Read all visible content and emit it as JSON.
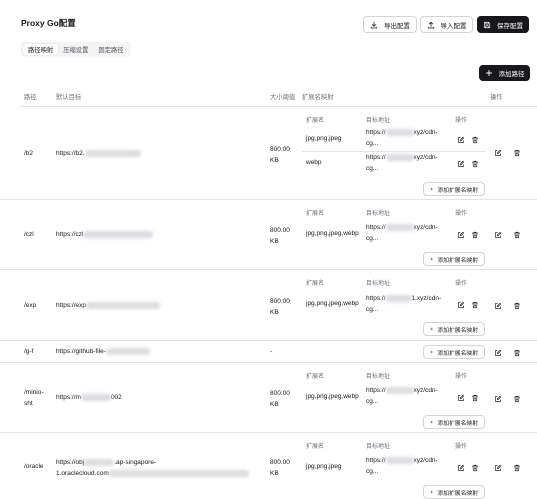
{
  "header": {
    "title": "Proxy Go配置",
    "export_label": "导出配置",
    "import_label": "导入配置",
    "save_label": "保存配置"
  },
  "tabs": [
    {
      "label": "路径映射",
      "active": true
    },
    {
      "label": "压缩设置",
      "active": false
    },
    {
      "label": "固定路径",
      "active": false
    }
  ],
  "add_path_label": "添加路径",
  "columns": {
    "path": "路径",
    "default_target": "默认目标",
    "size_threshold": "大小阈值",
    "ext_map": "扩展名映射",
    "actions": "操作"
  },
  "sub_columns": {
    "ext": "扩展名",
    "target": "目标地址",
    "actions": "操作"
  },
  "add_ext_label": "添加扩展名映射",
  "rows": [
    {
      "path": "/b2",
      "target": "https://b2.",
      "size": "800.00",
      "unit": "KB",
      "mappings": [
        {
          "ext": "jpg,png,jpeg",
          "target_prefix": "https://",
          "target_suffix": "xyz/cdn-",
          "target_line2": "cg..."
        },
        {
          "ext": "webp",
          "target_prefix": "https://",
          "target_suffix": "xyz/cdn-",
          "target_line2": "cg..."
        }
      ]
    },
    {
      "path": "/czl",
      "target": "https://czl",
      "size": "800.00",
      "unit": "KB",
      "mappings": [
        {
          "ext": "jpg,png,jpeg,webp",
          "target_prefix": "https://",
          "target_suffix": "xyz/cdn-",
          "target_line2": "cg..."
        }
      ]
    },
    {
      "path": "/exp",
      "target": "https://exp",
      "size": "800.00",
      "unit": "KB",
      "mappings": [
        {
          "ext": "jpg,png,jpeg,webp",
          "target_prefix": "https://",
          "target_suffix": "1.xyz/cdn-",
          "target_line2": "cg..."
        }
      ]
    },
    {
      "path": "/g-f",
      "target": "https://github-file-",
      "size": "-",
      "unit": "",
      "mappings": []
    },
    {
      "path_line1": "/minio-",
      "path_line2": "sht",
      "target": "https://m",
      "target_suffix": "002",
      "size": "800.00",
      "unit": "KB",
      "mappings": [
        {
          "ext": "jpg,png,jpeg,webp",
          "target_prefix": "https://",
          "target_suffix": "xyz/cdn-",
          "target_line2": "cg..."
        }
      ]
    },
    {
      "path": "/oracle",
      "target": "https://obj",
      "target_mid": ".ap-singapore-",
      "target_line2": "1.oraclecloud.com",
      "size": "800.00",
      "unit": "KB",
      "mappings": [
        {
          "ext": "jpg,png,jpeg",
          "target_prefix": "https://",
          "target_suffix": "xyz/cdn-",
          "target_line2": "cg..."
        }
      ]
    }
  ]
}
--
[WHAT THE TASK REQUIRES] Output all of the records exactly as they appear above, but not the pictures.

[YOUR SOLUTION]
Read all visible content and emit it as JSON.
{
  "header": {
    "title": "Proxy Go配置",
    "export_label": "导出配置",
    "import_label": "导入配置",
    "save_label": "保存配置"
  },
  "tabs": [
    {
      "label": "路径映射",
      "active": true
    },
    {
      "label": "压缩设置",
      "active": false
    },
    {
      "label": "固定路径",
      "active": false
    }
  ],
  "add_path_label": "添加路径",
  "columns": {
    "path": "路径",
    "default_target": "默认目标",
    "size_threshold": "大小阈值",
    "ext_map": "扩展名映射",
    "actions": "操作"
  },
  "sub_columns": {
    "ext": "扩展名",
    "target": "目标地址",
    "actions": "操作"
  },
  "add_ext_label": "添加扩展名映射",
  "rows": [
    {
      "path": "/b2",
      "target": "https://b2.",
      "size": "800.00",
      "unit": "KB",
      "mappings": [
        {
          "ext": "jpg,png,jpeg",
          "target_prefix": "https://",
          "target_suffix": "xyz/cdn-",
          "target_line2": "cg..."
        },
        {
          "ext": "webp",
          "target_prefix": "https://",
          "target_suffix": "xyz/cdn-",
          "target_line2": "cg..."
        }
      ]
    },
    {
      "path": "/czl",
      "target": "https://czl",
      "size": "800.00",
      "unit": "KB",
      "mappings": [
        {
          "ext": "jpg,png,jpeg,webp",
          "target_prefix": "https://",
          "target_suffix": "xyz/cdn-",
          "target_line2": "cg..."
        }
      ]
    },
    {
      "path": "/exp",
      "target": "https://exp",
      "size": "800.00",
      "unit": "KB",
      "mappings": [
        {
          "ext": "jpg,png,jpeg,webp",
          "target_prefix": "https://",
          "target_suffix": "1.xyz/cdn-",
          "target_line2": "cg..."
        }
      ]
    },
    {
      "path": "/g-f",
      "target": "https://github-file-",
      "size": "-",
      "unit": "",
      "mappings": []
    },
    {
      "path_line1": "/minio-",
      "path_line2": "sht",
      "target": "https://m",
      "target_suffix": "002",
      "size": "800.00",
      "unit": "KB",
      "mappings": [
        {
          "ext": "jpg,png,jpeg,webp",
          "target_prefix": "https://",
          "target_suffix": "xyz/cdn-",
          "target_line2": "cg..."
        }
      ]
    },
    {
      "path": "/oracle",
      "target": "https://obj",
      "target_mid": ".ap-singapore-",
      "target_line2": "1.oraclecloud.com",
      "size": "800.00",
      "unit": "KB",
      "mappings": [
        {
          "ext": "jpg,png,jpeg",
          "target_prefix": "https://",
          "target_suffix": "xyz/cdn-",
          "target_line2": "cg..."
        }
      ]
    }
  ]
}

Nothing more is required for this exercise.